print(myStruct) // prints 'MyStruct(value: 0)'

Always use the Optional type to express the notion of value absence.


Conform to ExpressibleByArrayLiteral protocol when implementing custom collections that are backed by an Array, ex. Stack, Graph, Queue, LinkedList etc. Here is a simple example of a Sentence struct that demonstrates the idea.

struct Sentence {
    let words: [String]

extension Sentence: ExpressibleByArrayLiteral {
    init(arrayLiteral elements: String...) {
        self = Sentence(words: elements)

An array type and an array literal are different things. This means that you can’t initialize a type that conforms to ExpressibleByArrayLiteral by assigning an existing array to it.

According to the above, the following example does not compile:

let sentence: Sentence = ["A", "B", "C"]
print(sentence) // prints 'Sentence(words: ["A", "B", "C"])'

let words = ["A", "B", "C"]
let anotherSentence: Sentence = words // error: Cannot convert value of type '[String]' to specified type 'Sentence'


Similar to its Array counterpart, ExpressibleByDictionaryLiteral is primarily used for custom collections and types that are backed by a dictionary. HTTP request headers are among such examples.

struct HTTPHeaders {
    private let headers: [String: String]

extension HTTPHeaders: ExpressibleByDictionaryLiteral {
    init(dictionaryLiteral elements: (String, String)...) {
        var headers: [String: String] = [:]
        for pair in elements {
            headers[pair.0] = pair.1
        self = HTTPHeaders(headers: headers)

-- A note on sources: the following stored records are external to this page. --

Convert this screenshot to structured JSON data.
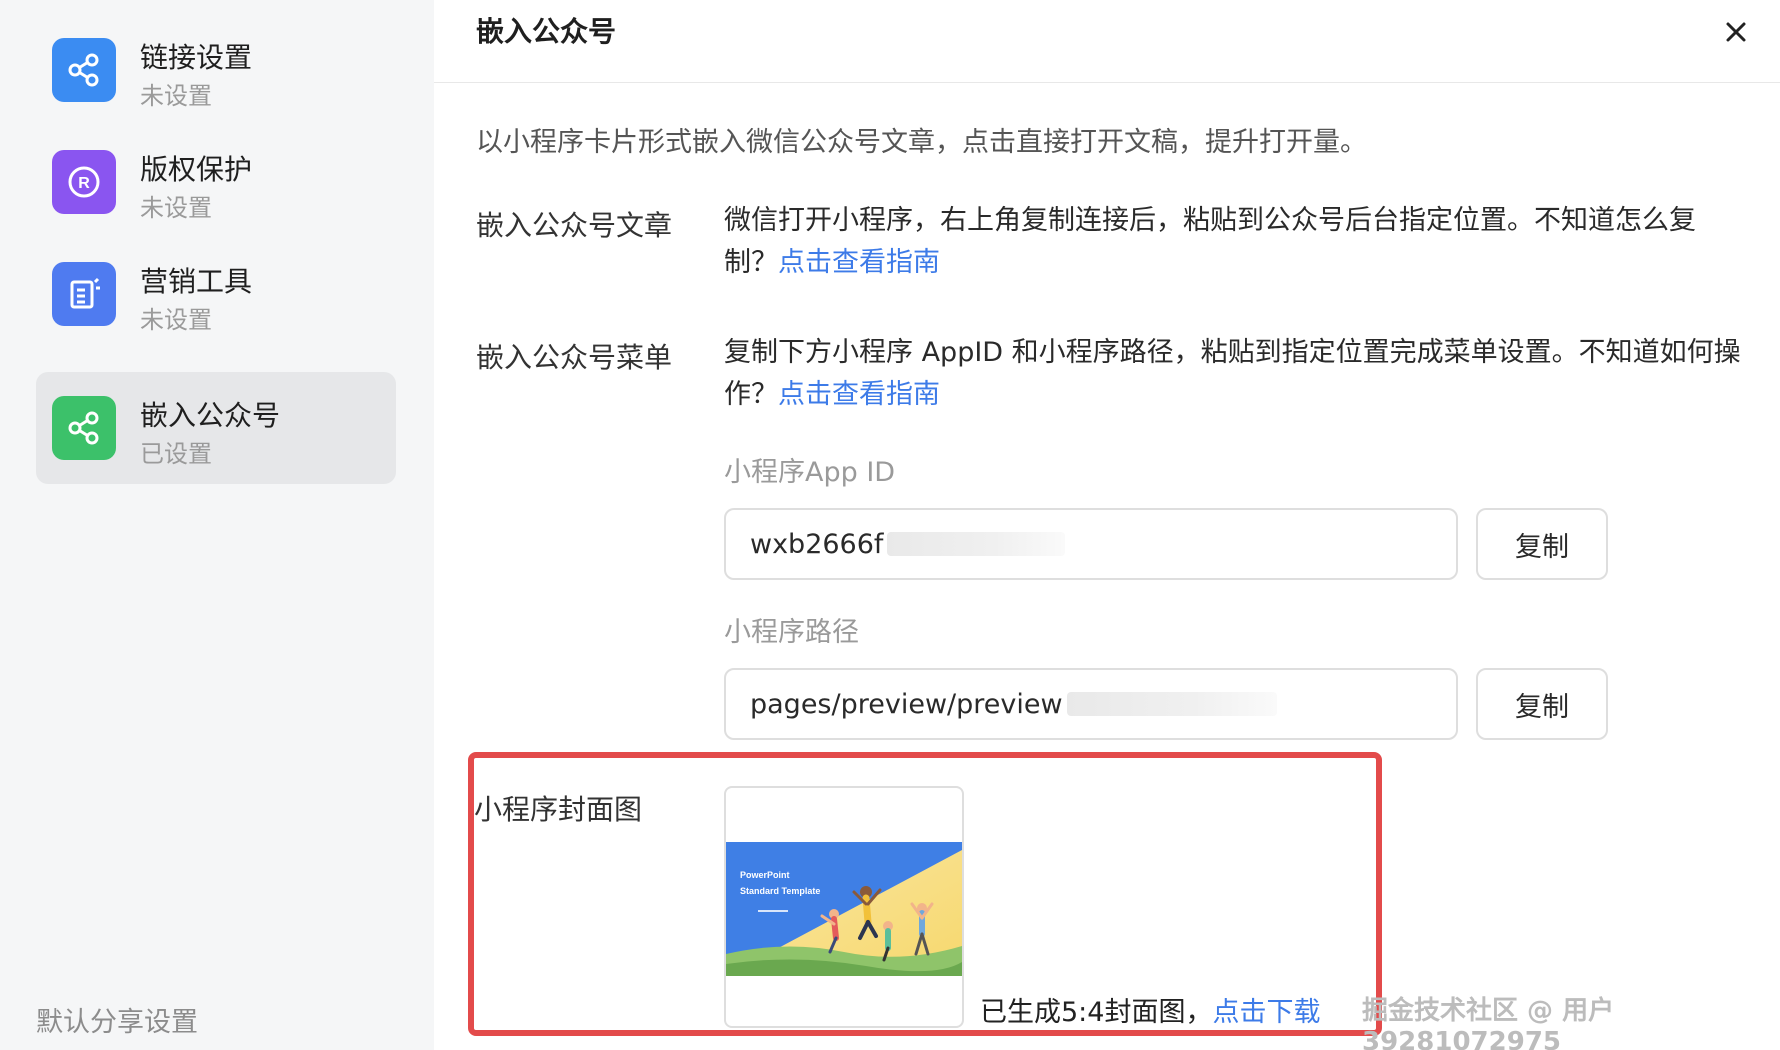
{
  "sidebar": {
    "items": [
      {
        "title": "链接设置",
        "status": "未设置",
        "icon": "share-icon",
        "color": "#3b8cf2"
      },
      {
        "title": "版权保护",
        "status": "未设置",
        "icon": "registered-icon",
        "color": "#8a55f0"
      },
      {
        "title": "营销工具",
        "status": "未设置",
        "icon": "marketing-icon",
        "color": "#4f7bf0"
      },
      {
        "title": "嵌入公众号",
        "status": "已设置",
        "icon": "share-icon",
        "color": "#3cc16a",
        "active": true
      }
    ],
    "footer": "默认分享设置"
  },
  "header": {
    "title": "嵌入公众号",
    "close_icon": "close-icon"
  },
  "intro": "以小程序卡片形式嵌入微信公众号文章，点击直接打开文稿，提升打开量。",
  "article": {
    "label": "嵌入公众号文章",
    "text": "微信打开小程序，右上角复制连接后，粘贴到公众号后台指定位置。不知道怎么复制？",
    "link": "点击查看指南"
  },
  "menu": {
    "label": "嵌入公众号菜单",
    "text": "复制下方小程序 AppID 和小程序路径，粘贴到指定位置完成菜单设置。不知道如何操作？",
    "link": "点击查看指南"
  },
  "app_id": {
    "label": "小程序App ID",
    "value": "wxb2666f",
    "copy_label": "复制"
  },
  "path": {
    "label": "小程序路径",
    "value": "pages/preview/preview",
    "copy_label": "复制"
  },
  "cover": {
    "label": "小程序封面图",
    "thumb_line1": "PowerPoint",
    "thumb_line2": "Standard Template",
    "note": "已生成5:4封面图，",
    "link": "点击下载"
  },
  "watermark": "掘金技术社区 @ 用户39281072975",
  "colors": {
    "accent_link": "#3d7be8",
    "highlight": "#e34b4b"
  }
}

A dictionary literal should not be confused with an instance of Dictionary. Thus it is not possible to initialize a type that conforms to ExpressibleByDictionaryLiteral by assigning a Dictionary instance to it.

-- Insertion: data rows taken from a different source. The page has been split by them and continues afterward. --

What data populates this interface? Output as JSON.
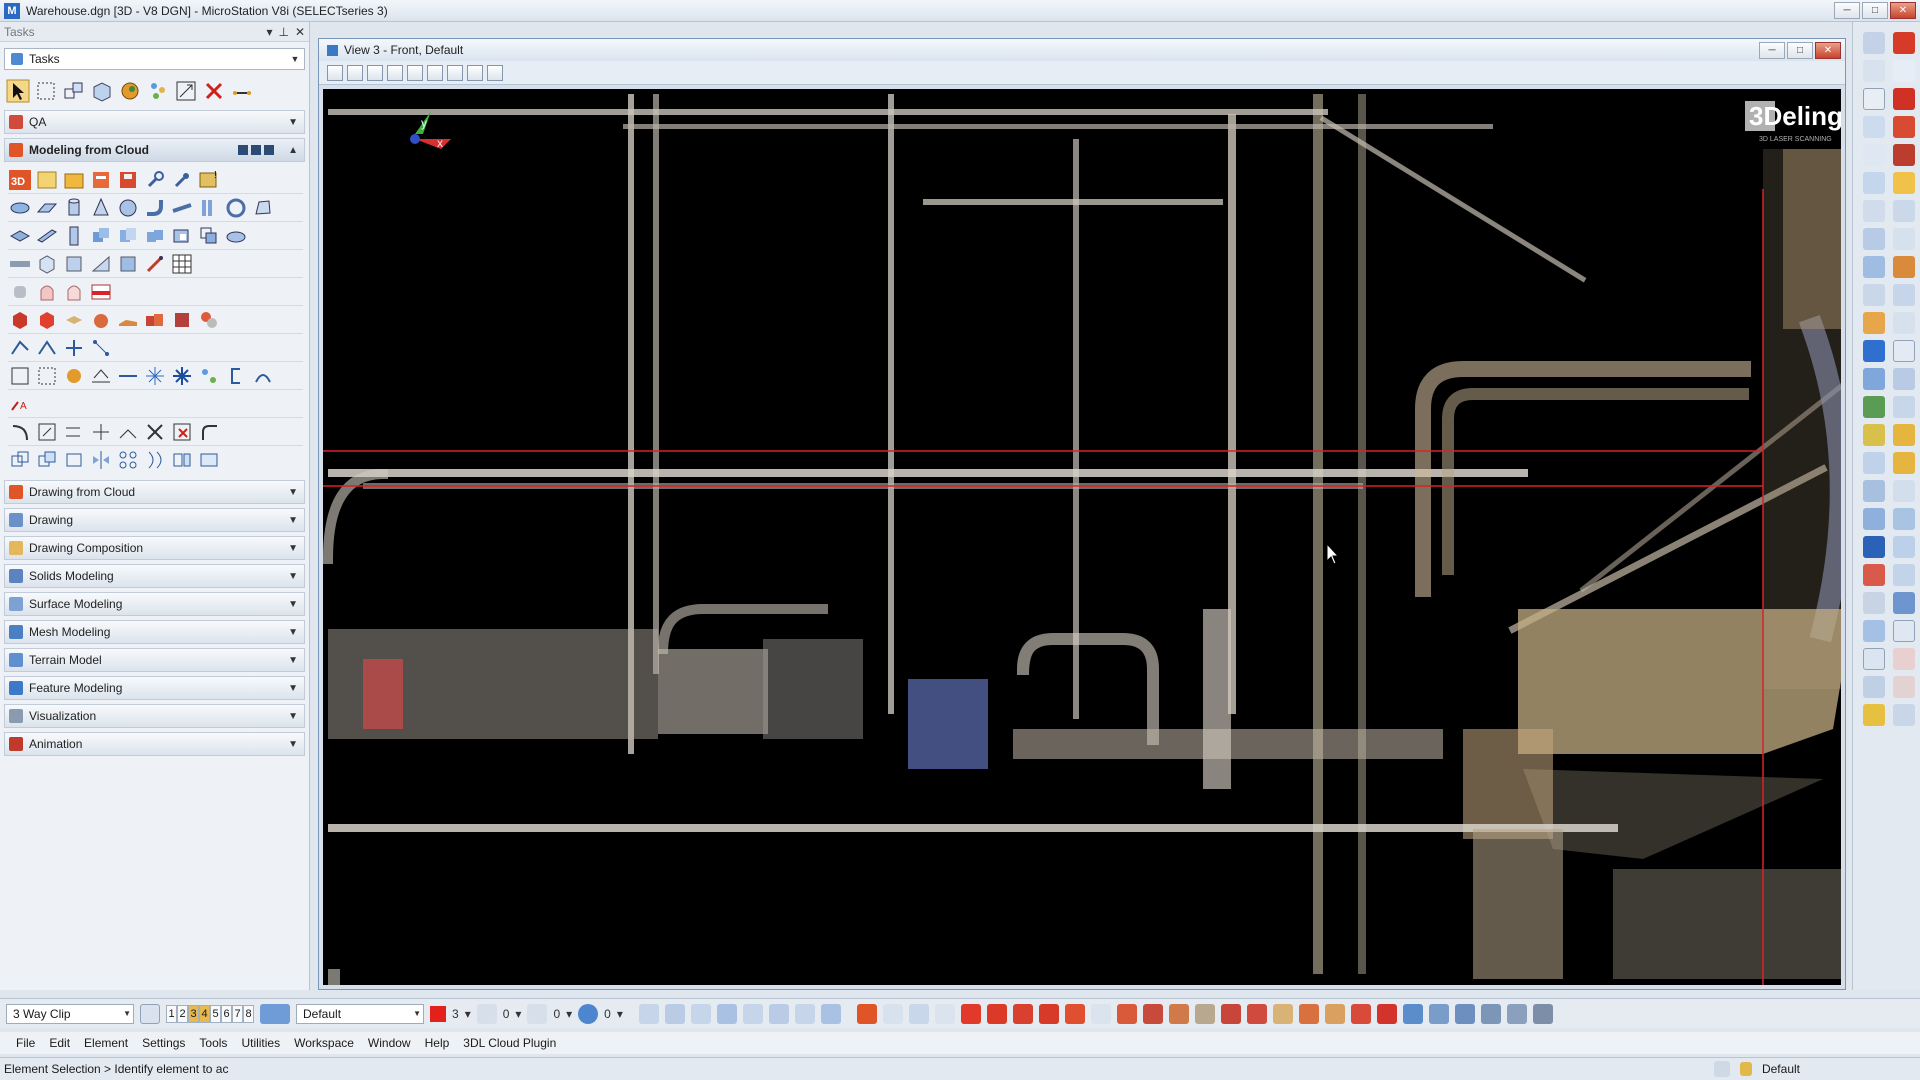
{
  "window": {
    "title": "Warehouse.dgn [3D - V8 DGN] - MicroStation V8i (SELECTseries 3)"
  },
  "tasks_panel": {
    "header": "Tasks",
    "selector": "Tasks",
    "qa_section": "QA",
    "open_section": "Modeling from Cloud",
    "sections": [
      "Drawing from Cloud",
      "Drawing",
      "Drawing Composition",
      "Solids Modeling",
      "Surface Modeling",
      "Mesh Modeling",
      "Terrain Model",
      "Feature Modeling",
      "Visualization",
      "Animation"
    ]
  },
  "view": {
    "title": "View 3 - Front, Default",
    "watermark": "3Deling",
    "watermark_sub": "3D LASER SCANNING",
    "axis_labels": {
      "x": "x",
      "y": "y"
    }
  },
  "bottom_toolbar": {
    "clip_mode": "3 Way Clip",
    "view_numbers": [
      "1",
      "2",
      "3",
      "4",
      "5",
      "6",
      "7",
      "8"
    ],
    "level": "Default",
    "color_value": "3",
    "style_value": "0",
    "weight_value": "0",
    "transparency_value": "0"
  },
  "menu": [
    "File",
    "Edit",
    "Element",
    "Settings",
    "Tools",
    "Utilities",
    "Workspace",
    "Window",
    "Help",
    "3DL Cloud Plugin"
  ],
  "status": {
    "prompt": "Element Selection > Identify element to ac",
    "right_text": "Default"
  },
  "colors": {
    "accent_red": "#d8232a",
    "view_bg": "#000000",
    "section_3d": "#e05528"
  }
}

And here is an example that demonstrates the above nuance:

let headers: HTTPHeaders = ["Content-Type": "application/json"]
print(headers) // prints 'HTTPHeaders(headers: ["Content-Type": "application/json"])'

let headersDictionary = ["Content-Type": "application/json"] // headersDictionary is an instance of Dictionary, not a Dictionary literal
let anotherHeaders: HTTPHeaders = headersDictionary // error: Cannot convert value of type '[String : String]' to specified type 'HTTPHeaders'

Wrapping Up

Literal is a notation for representing a fixed value in source code. Integers, strings, booleans, floating-points, arrays, dictionaries are all literals.

An instance of Array and an array literal are two different things and they should not be confused. The same is true for Dictionary.

Swift contains a family of ExpressibleByLiteral protocols that are used for custom types to be initialized with a matching literal.

A number of practical examples were examined to demonstrate that Initialization with Literals can make your Swift code more clean and direct.

Thanks for reading!

If you enjoyed this post, be sure to follow me on Twitter to keep up with the new content. There I write daily on iOS development, programming, and Swift.

Vadim Bulavin

Creator of Yet Another Swift Blog. Coding for fun since 2008, for food since 2012.